In the past, Mexican informants working with American law enforcement have helped to inadvertently trigger bloodletting on the southern side of the border. One of the causes of the war that started a decade ago between the Gulf Cartel and Los Zetas was the revelation that some cartel leaders had been supplying information to the American government.
Los Zetas, formerly the Gulf Cartel’s paramilitary arm, split from its parent group and waged a war that cost thousands of lives in Tamaulipas. Today, there are many more criminal organizations jockeying for power. “You take the Gulf Cartel in Reynosa, the Gulf Cartel in Matamoros, the North East Cartel in Nuevo Laredo, the Old School Zetas in Victoria,” Correa-Cabrera says. “And now you have a hotline they can use. You put them more in competition. This is like a call for violence, and there’s going to be more violence. This is really catastrophic.”
Correa-Cabrera believes that García Cabeza de Vaca’s fundamental mission is reassuring investors—that’s why “prosperity” is in the program’s name—rather than protecting the public. And she fundamentally distrusts the governor. “Allegedly, he became the mayor of Reynosa with the agreement of the Gulf Cartel,” she says, echoing public accusations made by some of his opponents in the 2016 gubernatorial race, who charged that the cartel tried to intimidate them during the election.
Though there is no hard evidence that García Cabeza de Vaca is in anyone’s pocket, in July his cousin-in-law was arrested in San Antonio as he attempted to fly $879,099 in concealed bills to Mexico, which his accomplice, who was also arrested, said he did once a week. (Nelson Balido, an ally of the governor who lives in San Antonio, dismisses such insinuations. The cousin, he notes, is a distant relation; American officials vetted García Cabeza de Vaca before starting the CSP; and his recent actions against the cartels are proof of his intent.)

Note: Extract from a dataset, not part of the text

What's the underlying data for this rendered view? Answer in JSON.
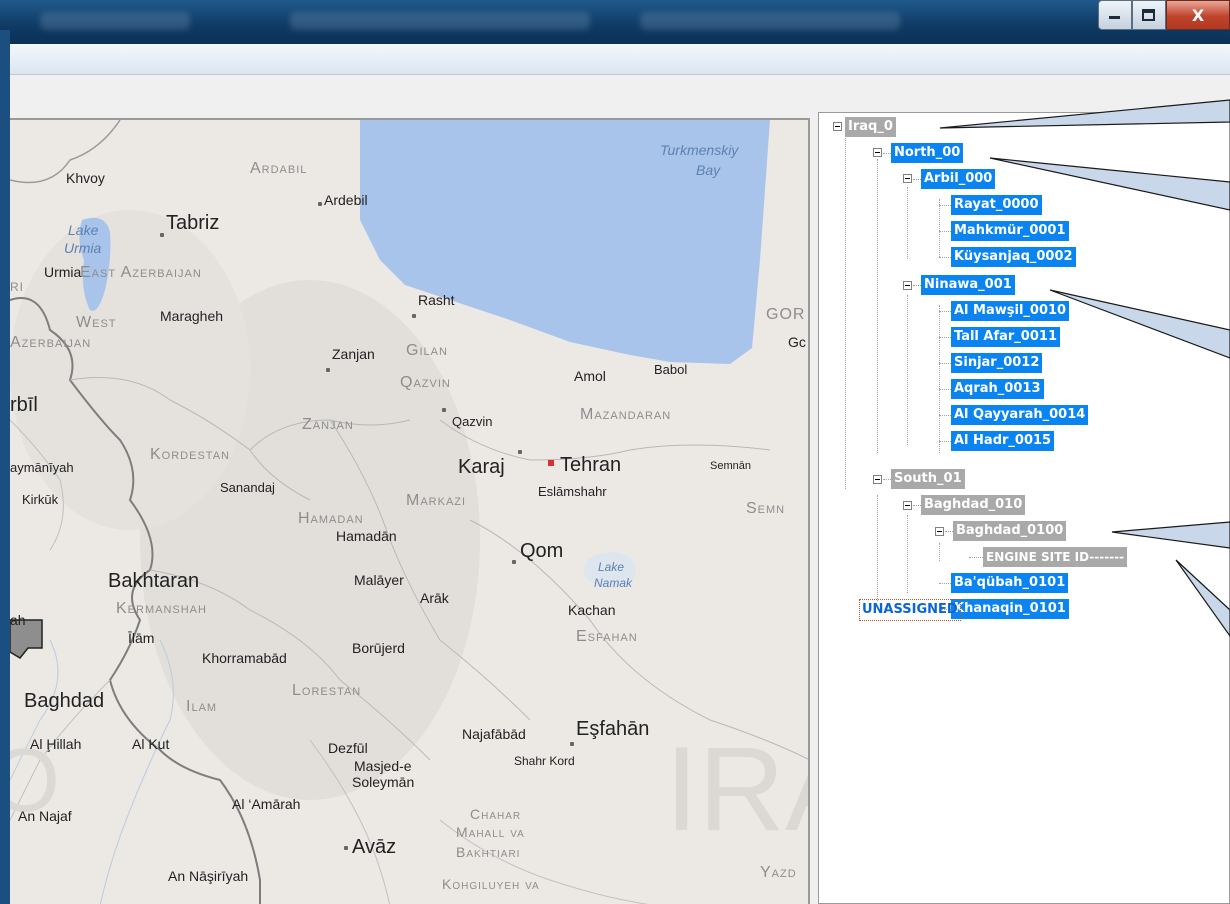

Payan says that though the hotline does offer opportunities for cartel members to target rivals, that’s not entirely a bad thing—cartel members turning on each other is a good development if it gets them off the streets. And since the intel is given anonymously, there’s little chance of retribution against informants. “They may use the hotline to say, ‘Hey, El Mocho is over in that house.’ But how does that detract from the overall mission?” he asks. “A dosage of skepticism is healthy. But I think the governor wants to solve this problem.”
Still, for any of this to work, the CSP will need to maintain Mexican citizens’ trust in American law enforcement. Unfortunately, Mexican popular opinion of the United States is lower than it has been since modern polling on the question began, in 1991. Much of that has do with the words and actions of President Trump, but some of it is tied up with the reputation of the Border Patrol, Tamaulipas’s partner in the CSP. The week after the press conference in Laredo, local police arrested Border Patrol agent Juan David Ortiz for allegedly murdering at least four women. Stories like that color Mexicans’ perception of the Border Patrol, as did the U.S. government’s recent policy on family separations, which Padilla vigorously defended.
“People are not stupid,” Correa-Cabrera says. “They follow the news. They know that this is Trump’s government.” Even Payan says, “A lot of the goodwill is being wasted away. There’s been a needless deterioration of the U.S. image all around.”
The Rio Grande is not a roaring river, but the currents that run through U.S.-Mexico relations are pretty strong these days. To the extent that the Campaign for Security and Prosperity is able to do any good at all, it will be swimming against them.
This article originally appeared in the November 2018 issue of Texas Monthly with the headline “Tamaulipas Calling.” Subscribe today.